SEAVR 
 

Home  
覧覧覧覧覧  
SE Asia fauna ...  
   
Primates
Carnivorans
Other Large Mammals
Squirrels & Small Mammals
Bats
覧覧
Birds
覧覧
Snakes
Lizards & Crocodilians
Turtles
覧覧
Amphibians
FFrog calls
覧覧
Fishes
覧覧
Species Lists
 







 
覧覧覧覧覧  
New! SE Asia Vertebrate Records  (SEAVR)  
覧覧覧覧覧  
New Guinea fauna ...  
   
Snakes
Lizards
Frogs
 
覧覧覧覧覧  
Articles & Publications
News Links
Singapore sightings
Feedback
Image policy
 
覧覧覧覧覧  
 

Search this site ...

 
 


   

 
  覧覧覧覧覧  

Recently added ...
 
 
     
 
     
 
 
覧覧覧覧覧  
     
   
     
    Links :  
  HabitatID  
  Primatewatching  
  Intl. Otter Survival Fund
  Orang Utan Appeal (UK)  
  Wallace Online  
    Cicada Tree Eco-place  
  Malaysian Nature Society  
    Citizen Action for Tigers  
    Nature Society (Singapore)  
  Traffic  
    Wild Singapore  
     
  Text and photos by Nick Baker, unless otherwise credited.
Copyright ゥ Ecology Asia 2017
   

 

   
   
 
Mountain Many-tooth Snake
   
   

Fig 1

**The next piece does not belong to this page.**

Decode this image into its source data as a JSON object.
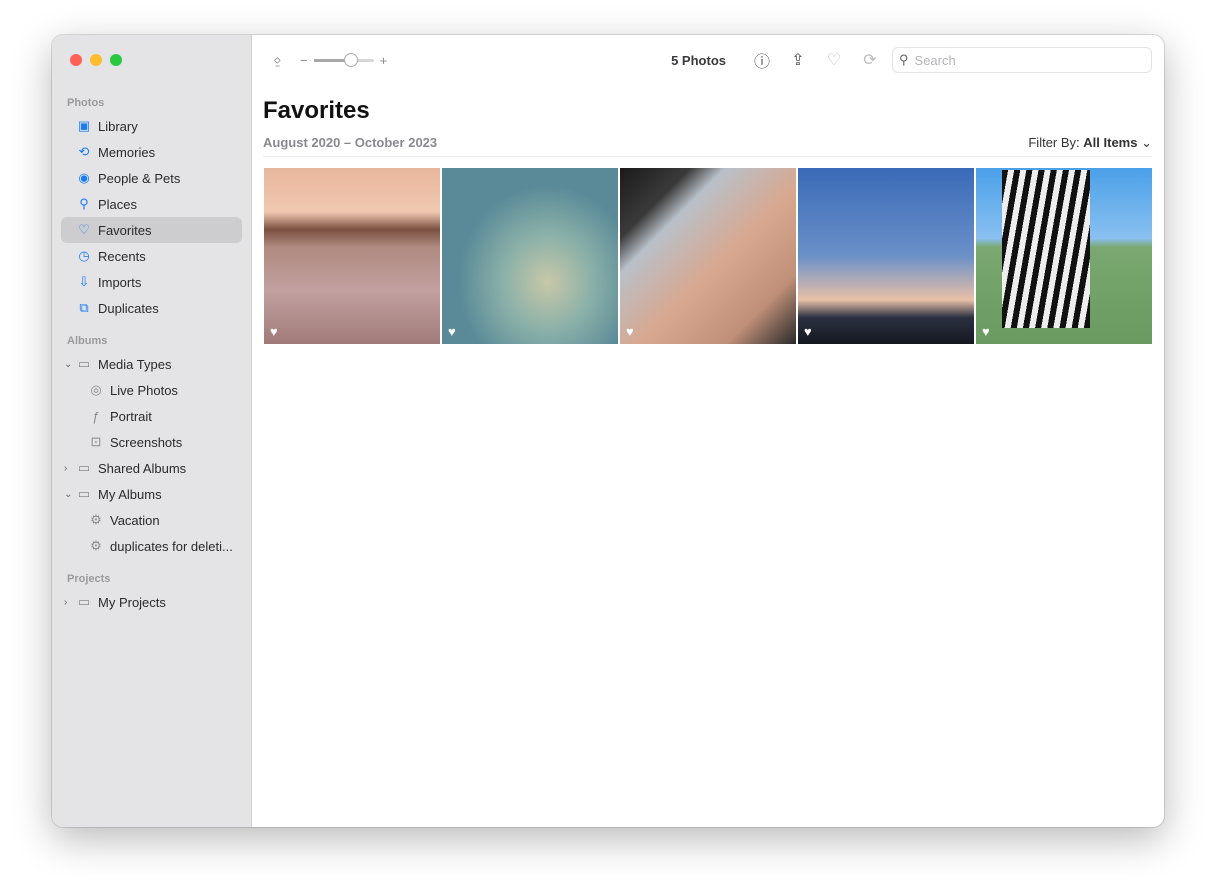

Fig 2
 

Fig 3


Fig 4




 

Family : COLUBRIDAE
Species : Sibynophis collaris
Maximum Size : 76 cm

Snakes of the genus Sibynophis, of which six species occur in Southeast Asia, are called 'collared snakes' or more precisely 'many-tooth snakes'.

These snakes have an unusually large number of teeth, which are closely packed together onto a separate structure not fixed to the jaw bone.

Sibynophis collaris, called here 'Mountain Many-tooth Snake', but also known as 'Collared Black-headed Snake', is largely a montane species, occurring at elevations of up to 3000 metres, though it may also occur in some lowland areas too.

This is a terrestrial, secretive species which remains largely hidden amongst forest floor debris, where it preys on other small reptiles, frogs and invertebrates.

Its body is relatively slender, and its head is slightly larger in width than the front part of the body. Its eyes are of moderate size, with rounded pupils.

It is medium brown in colour, with a dark vertebral stripe and a pale stripe on each flank. There is a dark band on the back of the neck, behind which are one or two rows of orange or yellow scales.  The top of the head is speckled, and the lips are white.

This species ranges from northern parts of the Indian subcontinent (India, Nepal, Bhutan, Bangladesh) and southern China (including Taiwan), through Burma, Thailand and Indochina (Vietnam, Cambodia, Laos) to Peninsular Malaysia. It has not been recorded from Singapore.


Fig 1 : Specimen from Fraser's Hill, Peninsular Malaysia at an elevation of 1100 metres. It was found one morning at the edge of a mountain road passing through primary, lower montane forest.


References : H12, H14